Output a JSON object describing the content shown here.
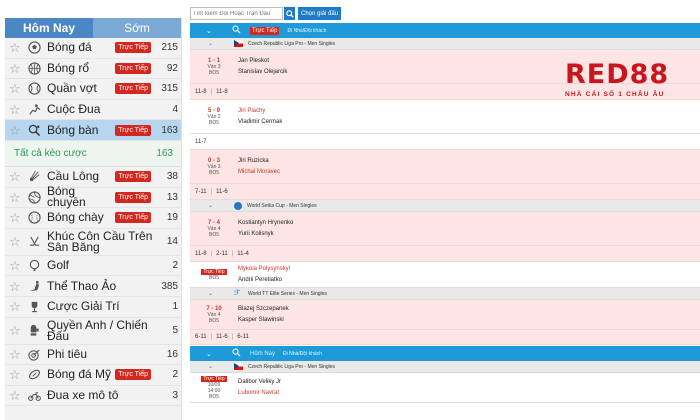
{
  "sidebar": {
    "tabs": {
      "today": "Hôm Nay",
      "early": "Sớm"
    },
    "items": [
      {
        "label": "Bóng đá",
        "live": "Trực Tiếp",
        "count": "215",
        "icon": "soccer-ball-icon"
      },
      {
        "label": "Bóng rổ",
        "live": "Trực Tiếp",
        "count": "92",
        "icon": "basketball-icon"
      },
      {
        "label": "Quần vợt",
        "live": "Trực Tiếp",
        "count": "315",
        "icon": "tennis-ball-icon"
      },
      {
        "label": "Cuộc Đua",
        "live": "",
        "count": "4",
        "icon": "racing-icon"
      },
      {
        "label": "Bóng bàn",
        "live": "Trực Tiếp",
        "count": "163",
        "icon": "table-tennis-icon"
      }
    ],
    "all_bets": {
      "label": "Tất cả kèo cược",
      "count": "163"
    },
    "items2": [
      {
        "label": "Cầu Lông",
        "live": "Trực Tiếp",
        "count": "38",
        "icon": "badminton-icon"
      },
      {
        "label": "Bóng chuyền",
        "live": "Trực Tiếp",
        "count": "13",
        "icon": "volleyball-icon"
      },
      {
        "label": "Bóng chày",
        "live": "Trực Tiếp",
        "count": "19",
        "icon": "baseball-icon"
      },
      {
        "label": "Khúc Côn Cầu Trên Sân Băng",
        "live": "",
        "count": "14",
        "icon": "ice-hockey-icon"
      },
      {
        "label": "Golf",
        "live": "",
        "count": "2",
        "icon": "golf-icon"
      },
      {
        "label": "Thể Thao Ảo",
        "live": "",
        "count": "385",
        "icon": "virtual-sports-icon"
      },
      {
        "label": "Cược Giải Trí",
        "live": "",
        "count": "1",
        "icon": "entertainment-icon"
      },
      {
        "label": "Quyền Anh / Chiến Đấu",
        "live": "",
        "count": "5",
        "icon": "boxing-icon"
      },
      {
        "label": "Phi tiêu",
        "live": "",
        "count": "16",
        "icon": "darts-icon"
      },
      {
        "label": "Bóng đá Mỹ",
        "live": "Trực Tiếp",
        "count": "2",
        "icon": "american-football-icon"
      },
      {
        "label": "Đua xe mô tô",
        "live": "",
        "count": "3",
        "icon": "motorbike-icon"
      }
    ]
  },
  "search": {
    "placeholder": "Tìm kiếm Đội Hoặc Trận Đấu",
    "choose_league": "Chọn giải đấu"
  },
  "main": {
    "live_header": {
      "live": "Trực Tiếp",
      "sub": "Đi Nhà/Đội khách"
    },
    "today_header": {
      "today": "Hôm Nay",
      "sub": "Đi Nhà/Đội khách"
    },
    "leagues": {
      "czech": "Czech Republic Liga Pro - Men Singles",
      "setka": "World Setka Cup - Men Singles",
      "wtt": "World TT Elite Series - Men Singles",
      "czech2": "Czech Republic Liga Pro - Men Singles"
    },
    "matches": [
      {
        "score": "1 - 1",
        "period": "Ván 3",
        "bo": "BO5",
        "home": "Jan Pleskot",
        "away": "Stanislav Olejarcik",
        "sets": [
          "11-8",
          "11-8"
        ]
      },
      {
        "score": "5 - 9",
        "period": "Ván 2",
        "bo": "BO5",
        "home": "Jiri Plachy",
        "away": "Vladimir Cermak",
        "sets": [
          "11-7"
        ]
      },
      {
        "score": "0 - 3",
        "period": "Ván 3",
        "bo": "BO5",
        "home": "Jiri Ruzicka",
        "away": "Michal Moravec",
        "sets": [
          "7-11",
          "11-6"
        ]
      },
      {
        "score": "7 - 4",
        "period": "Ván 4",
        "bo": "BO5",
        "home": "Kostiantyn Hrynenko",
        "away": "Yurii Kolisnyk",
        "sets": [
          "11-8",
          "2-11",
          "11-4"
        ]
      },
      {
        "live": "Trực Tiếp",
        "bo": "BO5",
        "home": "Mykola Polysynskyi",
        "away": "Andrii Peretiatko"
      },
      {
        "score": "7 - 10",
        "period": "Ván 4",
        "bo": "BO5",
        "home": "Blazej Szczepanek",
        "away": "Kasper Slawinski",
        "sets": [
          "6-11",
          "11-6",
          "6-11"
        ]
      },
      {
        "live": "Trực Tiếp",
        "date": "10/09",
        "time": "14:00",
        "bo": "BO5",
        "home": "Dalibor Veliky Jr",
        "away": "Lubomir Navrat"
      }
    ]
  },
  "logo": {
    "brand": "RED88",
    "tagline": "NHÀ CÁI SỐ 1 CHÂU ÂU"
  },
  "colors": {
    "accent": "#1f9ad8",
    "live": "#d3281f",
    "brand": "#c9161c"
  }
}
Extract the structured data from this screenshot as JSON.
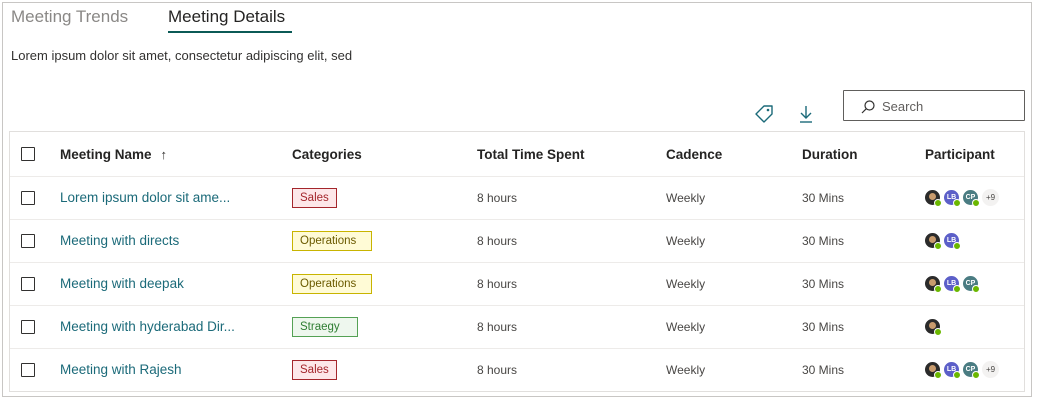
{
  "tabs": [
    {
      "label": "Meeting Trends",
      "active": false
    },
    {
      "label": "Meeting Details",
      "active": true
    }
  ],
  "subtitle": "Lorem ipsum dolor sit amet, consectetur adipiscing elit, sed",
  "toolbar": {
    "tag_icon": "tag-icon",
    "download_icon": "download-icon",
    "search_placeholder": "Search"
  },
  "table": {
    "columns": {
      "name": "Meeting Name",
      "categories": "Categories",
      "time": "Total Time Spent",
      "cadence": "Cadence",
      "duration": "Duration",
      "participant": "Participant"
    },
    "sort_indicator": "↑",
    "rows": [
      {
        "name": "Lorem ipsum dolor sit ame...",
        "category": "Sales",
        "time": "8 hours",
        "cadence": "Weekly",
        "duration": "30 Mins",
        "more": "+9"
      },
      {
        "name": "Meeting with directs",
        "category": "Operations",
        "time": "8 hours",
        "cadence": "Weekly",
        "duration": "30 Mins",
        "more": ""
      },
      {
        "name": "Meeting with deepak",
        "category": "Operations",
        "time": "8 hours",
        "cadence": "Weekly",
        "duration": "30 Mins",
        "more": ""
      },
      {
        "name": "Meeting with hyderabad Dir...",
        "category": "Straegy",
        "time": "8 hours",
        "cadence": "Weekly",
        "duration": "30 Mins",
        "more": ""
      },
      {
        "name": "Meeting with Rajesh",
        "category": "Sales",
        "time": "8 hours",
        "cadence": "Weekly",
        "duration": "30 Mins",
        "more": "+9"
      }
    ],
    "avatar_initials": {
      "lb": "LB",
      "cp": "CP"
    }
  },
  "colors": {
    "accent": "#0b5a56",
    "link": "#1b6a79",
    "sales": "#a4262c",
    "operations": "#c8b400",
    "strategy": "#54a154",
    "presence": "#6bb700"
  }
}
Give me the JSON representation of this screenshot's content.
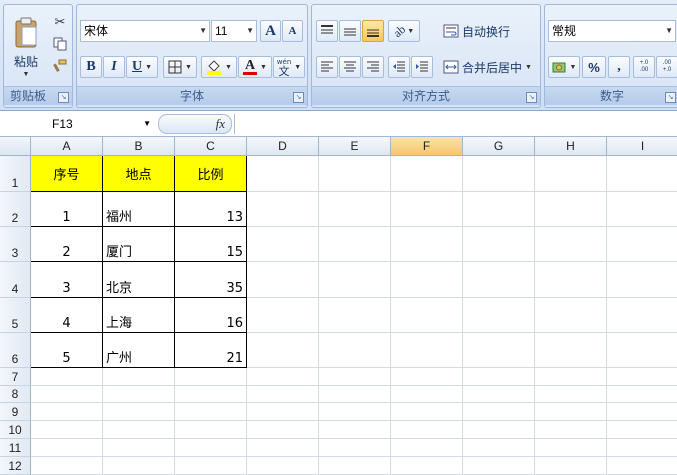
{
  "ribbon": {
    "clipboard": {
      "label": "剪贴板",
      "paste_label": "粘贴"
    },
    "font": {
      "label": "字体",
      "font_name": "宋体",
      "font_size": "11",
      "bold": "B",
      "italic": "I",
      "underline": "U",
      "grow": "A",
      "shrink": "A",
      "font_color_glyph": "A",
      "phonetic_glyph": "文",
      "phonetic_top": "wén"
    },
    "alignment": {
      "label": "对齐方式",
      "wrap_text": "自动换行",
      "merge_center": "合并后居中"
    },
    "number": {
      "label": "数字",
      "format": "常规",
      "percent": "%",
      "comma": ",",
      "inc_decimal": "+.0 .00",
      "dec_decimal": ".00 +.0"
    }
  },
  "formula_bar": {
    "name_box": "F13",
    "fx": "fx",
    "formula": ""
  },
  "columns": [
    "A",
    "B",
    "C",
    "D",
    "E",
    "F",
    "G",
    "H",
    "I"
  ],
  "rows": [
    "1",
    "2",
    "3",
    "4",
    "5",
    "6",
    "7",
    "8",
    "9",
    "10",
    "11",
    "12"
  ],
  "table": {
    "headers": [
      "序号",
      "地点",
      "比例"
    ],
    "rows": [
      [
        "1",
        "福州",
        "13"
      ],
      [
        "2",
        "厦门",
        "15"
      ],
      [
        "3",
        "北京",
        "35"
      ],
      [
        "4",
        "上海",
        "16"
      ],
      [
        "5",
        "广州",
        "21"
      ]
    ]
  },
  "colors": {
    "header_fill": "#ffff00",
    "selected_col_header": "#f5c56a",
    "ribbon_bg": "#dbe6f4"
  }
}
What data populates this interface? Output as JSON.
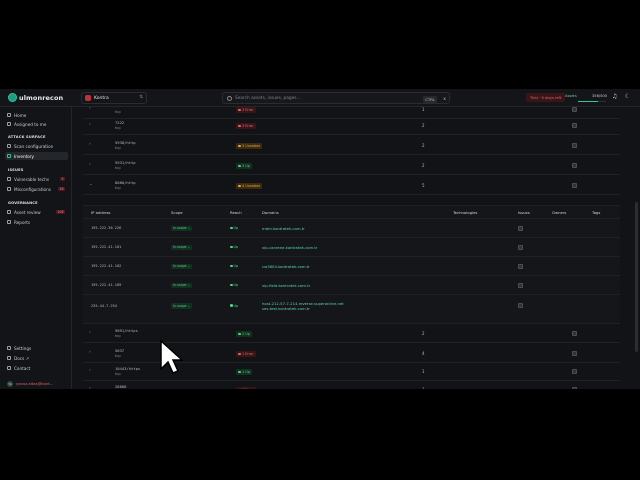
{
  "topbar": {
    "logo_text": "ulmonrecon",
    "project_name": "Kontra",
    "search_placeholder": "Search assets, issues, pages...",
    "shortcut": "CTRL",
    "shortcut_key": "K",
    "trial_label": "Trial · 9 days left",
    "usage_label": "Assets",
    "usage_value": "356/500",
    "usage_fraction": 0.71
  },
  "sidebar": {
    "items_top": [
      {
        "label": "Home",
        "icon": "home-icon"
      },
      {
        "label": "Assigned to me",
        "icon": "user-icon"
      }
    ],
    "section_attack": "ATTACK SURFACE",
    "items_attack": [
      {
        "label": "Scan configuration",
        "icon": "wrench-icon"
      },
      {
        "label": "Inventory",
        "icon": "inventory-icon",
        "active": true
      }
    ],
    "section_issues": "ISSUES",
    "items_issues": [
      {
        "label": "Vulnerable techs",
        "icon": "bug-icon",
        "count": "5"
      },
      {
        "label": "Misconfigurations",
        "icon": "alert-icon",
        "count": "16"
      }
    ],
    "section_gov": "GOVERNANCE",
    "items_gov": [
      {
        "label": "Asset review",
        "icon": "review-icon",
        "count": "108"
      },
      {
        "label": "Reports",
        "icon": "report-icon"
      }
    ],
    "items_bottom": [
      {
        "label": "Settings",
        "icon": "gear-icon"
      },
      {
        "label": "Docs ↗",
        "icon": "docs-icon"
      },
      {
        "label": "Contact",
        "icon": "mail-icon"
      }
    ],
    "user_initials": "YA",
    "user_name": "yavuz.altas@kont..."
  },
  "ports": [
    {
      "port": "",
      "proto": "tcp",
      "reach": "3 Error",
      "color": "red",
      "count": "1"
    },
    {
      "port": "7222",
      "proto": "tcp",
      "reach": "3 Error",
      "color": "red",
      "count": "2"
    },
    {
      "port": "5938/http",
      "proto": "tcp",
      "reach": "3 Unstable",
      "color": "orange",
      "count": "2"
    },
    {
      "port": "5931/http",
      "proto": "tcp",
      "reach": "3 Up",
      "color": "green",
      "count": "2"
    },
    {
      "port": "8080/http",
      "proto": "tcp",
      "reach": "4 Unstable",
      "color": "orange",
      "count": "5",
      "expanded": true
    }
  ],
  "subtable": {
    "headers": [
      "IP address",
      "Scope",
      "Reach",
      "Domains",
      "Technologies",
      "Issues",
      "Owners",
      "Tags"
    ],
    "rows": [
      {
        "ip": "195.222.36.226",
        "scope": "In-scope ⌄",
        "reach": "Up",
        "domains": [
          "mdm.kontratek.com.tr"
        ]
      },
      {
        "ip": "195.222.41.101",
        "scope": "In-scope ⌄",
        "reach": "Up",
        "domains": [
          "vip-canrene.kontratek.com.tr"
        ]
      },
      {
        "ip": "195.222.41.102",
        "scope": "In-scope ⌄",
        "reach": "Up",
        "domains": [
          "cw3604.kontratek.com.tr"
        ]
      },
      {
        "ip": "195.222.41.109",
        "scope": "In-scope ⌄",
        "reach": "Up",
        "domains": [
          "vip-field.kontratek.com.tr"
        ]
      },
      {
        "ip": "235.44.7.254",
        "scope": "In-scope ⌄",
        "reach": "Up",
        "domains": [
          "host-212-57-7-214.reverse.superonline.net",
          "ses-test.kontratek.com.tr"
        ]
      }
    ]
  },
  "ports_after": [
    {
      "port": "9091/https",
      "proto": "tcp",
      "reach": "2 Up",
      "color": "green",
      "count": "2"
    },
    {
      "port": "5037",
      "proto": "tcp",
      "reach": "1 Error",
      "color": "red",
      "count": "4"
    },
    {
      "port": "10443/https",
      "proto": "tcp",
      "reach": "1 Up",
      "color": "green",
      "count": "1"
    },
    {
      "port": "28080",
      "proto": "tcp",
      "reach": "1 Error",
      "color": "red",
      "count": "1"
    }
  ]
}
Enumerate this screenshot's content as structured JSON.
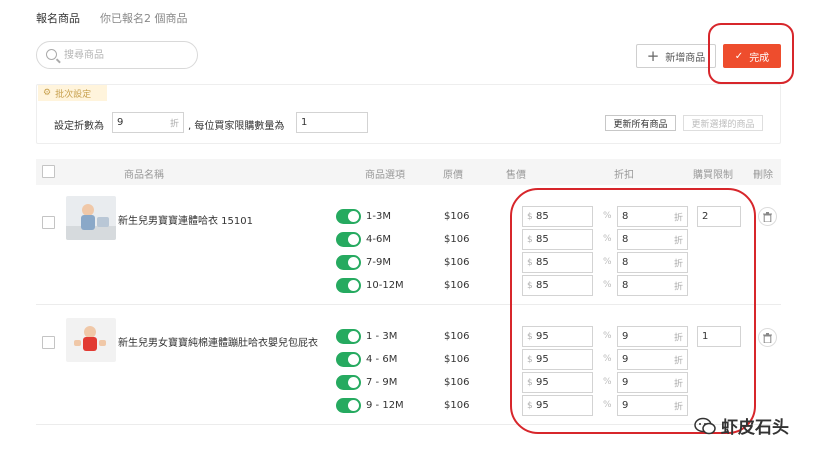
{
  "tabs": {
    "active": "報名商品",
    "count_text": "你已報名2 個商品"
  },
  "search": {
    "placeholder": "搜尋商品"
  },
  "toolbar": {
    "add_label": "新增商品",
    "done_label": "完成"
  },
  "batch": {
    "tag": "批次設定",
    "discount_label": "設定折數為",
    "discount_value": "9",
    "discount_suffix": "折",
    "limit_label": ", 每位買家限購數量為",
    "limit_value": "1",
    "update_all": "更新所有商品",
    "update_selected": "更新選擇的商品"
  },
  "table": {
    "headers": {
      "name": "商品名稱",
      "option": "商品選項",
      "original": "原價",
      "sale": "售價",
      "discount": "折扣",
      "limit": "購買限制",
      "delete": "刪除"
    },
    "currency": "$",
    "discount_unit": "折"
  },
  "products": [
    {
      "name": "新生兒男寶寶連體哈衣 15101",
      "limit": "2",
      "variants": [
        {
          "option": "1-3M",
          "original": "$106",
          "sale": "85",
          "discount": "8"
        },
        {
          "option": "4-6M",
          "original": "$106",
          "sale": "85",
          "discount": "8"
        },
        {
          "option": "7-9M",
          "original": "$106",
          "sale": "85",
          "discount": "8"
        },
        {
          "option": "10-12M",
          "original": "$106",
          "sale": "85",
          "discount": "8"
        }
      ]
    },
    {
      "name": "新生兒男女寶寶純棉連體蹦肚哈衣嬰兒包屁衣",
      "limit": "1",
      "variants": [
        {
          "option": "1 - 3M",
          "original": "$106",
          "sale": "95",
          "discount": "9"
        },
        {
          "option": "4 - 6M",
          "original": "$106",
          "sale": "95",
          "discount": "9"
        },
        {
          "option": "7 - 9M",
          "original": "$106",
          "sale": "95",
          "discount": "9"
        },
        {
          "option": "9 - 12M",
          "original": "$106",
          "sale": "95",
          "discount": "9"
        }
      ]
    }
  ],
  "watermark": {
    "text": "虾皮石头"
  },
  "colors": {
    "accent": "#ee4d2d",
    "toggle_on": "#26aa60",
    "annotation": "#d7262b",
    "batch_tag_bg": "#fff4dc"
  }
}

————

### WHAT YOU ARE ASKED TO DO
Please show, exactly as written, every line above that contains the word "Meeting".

### SOLUTION BELOW
      "label": "Meeting Trends",
      "label": "Meeting Details",
      "name": "Meeting Name",
        "name": "Meeting with directs",
        "name": "Meeting with deepak",
        "name": "Meeting with hyderabad Dir...",
        "name": "Meeting with Rajesh",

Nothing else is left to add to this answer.